Q and A
Can you tell us a bit about you, and what you are up to these days?
I live in New Zealand and I'm 58 years old. I changed career paths in my early twenties, moving from music to business. This is why the memories of my time with AYO are so precious. Today I own an online business coaching women through menopause.
What was a highlight of your time in AYO programs?
AYO European Tour, 1984.
What skills, musical and otherwise, did you take away from your time at AYO?
AYO helped me appreciate how music transcends social and cultural boundaries to bring us closer.
What was your favourite piece or performance during your programs?
Performing at Royal Albert Hall in London during the 1984 tour. I remember members of the audience holding up Aussie flags and kangaroos – it was the first time I felt a deep sense of national pride.
Why do you think AYO is important to the Australian cultural landscape?
Because young people with gifts should have equal opportunity to participate and perform with their peers — despite their economic background or education. AYO makes this possible.
How would you describe AYO in three words?
Inspiring young talent!
Is there anything else you would like to tell us about you or your time at AYO?
I would like to thank AYO and the Australian Government for supporting young musicians over the years. While at the time I didn't appreciate the hard work that went on behind the scenes, today I do, and I'm am grateful for those precious memories.
What was one of the first pieces of music to inspire you?
Rhapsody In Brass written by my Great Uncle, Sir Dean Goffin.
What pieces would you share with people who want to discover more about orchestral music?
An easy way to learn more is exploring the compositions of current day composers, who are writing for the movies we watch.
Is there a piece of advice you received from a music teacher/mentor that has always stayed with you?
Play as if for one person, not the audience.
How or why did you choose your instrument?
I played several instruments, but I have my high school music headmaster to thank for suggesting my main instrument, the double bass.
What instrument would you play if you couldn’t play your primary instrument?
The French horn.
Which composer would you invite to a dinner party and why?
Wagner. I love how he uses leitmotifs associated with individual characters, places and plot elements to tell the story through music. I would like to learn about the controversies of his life firsthand.

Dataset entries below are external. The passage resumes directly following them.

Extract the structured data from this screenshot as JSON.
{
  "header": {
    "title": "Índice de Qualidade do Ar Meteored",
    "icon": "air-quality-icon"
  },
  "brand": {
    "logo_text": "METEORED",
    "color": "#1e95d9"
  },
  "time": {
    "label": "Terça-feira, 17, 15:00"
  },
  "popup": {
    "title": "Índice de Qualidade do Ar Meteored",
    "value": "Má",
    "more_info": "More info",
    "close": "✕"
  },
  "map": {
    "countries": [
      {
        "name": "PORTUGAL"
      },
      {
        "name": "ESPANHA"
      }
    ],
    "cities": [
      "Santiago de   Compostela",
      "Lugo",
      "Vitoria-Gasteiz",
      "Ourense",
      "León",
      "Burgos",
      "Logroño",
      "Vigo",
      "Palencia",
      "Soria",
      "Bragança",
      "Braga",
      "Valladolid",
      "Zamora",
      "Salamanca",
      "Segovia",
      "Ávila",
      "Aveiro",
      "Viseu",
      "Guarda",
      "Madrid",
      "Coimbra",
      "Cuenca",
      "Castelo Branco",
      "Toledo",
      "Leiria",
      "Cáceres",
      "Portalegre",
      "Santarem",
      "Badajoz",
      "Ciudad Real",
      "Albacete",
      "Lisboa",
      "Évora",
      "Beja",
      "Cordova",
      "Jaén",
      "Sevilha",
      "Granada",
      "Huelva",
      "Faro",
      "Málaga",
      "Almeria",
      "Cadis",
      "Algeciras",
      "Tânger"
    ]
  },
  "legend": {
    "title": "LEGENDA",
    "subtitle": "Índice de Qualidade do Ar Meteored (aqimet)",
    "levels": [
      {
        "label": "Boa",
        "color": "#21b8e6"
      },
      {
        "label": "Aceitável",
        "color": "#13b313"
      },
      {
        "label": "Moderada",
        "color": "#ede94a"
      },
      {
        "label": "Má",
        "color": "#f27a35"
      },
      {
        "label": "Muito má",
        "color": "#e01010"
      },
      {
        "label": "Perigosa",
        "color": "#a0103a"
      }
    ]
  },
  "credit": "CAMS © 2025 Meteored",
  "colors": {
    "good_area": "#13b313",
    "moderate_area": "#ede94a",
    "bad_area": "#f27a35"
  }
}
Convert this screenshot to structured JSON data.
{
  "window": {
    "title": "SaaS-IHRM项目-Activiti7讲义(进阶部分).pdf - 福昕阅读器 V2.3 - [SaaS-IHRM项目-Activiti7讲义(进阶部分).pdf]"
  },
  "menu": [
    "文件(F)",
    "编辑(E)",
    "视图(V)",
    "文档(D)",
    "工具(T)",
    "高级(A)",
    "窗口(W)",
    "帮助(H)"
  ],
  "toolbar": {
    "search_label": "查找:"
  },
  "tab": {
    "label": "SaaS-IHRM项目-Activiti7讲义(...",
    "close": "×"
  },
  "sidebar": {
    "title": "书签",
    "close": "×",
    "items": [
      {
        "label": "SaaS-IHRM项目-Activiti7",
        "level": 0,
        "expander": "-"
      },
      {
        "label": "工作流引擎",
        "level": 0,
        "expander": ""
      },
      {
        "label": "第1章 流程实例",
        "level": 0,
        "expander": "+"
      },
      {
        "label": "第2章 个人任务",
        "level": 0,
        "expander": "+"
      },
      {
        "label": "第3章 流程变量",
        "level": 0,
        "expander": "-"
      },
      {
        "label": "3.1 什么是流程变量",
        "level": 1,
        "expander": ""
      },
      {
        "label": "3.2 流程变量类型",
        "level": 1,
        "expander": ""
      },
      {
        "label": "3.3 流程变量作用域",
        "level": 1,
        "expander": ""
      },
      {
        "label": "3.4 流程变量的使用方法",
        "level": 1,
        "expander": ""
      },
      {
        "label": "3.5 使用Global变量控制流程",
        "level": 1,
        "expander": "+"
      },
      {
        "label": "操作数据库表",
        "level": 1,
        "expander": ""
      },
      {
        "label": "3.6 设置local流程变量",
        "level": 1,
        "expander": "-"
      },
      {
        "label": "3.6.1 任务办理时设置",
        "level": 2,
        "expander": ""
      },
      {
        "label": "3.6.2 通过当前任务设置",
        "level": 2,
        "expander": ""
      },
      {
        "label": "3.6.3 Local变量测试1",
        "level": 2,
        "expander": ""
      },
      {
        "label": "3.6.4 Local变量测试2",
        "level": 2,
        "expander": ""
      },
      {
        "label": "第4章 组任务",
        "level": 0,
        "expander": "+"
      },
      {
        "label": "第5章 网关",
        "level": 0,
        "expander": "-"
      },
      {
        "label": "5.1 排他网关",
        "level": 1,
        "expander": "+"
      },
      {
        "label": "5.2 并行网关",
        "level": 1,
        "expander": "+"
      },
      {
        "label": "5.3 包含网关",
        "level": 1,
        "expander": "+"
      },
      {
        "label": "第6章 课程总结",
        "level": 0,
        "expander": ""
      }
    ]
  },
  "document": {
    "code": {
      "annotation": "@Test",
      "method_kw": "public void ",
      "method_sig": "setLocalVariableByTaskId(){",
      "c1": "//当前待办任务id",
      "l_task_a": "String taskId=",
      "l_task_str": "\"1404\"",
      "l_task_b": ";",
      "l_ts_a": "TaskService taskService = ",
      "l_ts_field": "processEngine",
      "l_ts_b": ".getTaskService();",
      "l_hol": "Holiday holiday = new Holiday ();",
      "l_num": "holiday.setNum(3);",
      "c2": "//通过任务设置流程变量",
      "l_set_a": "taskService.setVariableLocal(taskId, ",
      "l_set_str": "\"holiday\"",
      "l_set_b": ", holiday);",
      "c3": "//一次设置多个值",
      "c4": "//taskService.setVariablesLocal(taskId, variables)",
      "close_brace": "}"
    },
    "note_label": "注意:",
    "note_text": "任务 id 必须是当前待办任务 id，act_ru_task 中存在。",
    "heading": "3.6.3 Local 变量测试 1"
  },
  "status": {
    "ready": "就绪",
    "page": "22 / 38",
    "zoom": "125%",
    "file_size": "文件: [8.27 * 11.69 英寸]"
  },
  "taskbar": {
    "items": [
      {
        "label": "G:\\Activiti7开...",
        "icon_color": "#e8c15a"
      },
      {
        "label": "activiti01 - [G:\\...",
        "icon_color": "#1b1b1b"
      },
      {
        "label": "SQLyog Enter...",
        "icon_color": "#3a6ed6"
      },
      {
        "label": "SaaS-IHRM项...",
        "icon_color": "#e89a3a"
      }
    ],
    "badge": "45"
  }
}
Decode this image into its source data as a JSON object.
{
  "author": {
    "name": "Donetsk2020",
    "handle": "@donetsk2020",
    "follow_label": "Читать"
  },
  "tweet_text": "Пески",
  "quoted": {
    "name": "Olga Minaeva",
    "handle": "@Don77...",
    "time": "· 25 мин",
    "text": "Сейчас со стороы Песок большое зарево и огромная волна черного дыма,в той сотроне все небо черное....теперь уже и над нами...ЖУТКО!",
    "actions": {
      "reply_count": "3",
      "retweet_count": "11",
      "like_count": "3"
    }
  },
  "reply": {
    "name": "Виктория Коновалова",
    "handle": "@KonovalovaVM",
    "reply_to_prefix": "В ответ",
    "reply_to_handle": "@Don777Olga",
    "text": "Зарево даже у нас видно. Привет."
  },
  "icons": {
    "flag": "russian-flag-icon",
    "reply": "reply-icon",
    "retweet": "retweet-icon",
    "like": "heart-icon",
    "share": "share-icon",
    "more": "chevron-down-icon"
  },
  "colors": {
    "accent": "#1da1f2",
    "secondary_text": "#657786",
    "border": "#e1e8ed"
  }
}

Would you rather: that you sounded like a tuba when you sneezed, or sounded like a piccolo when you laughed?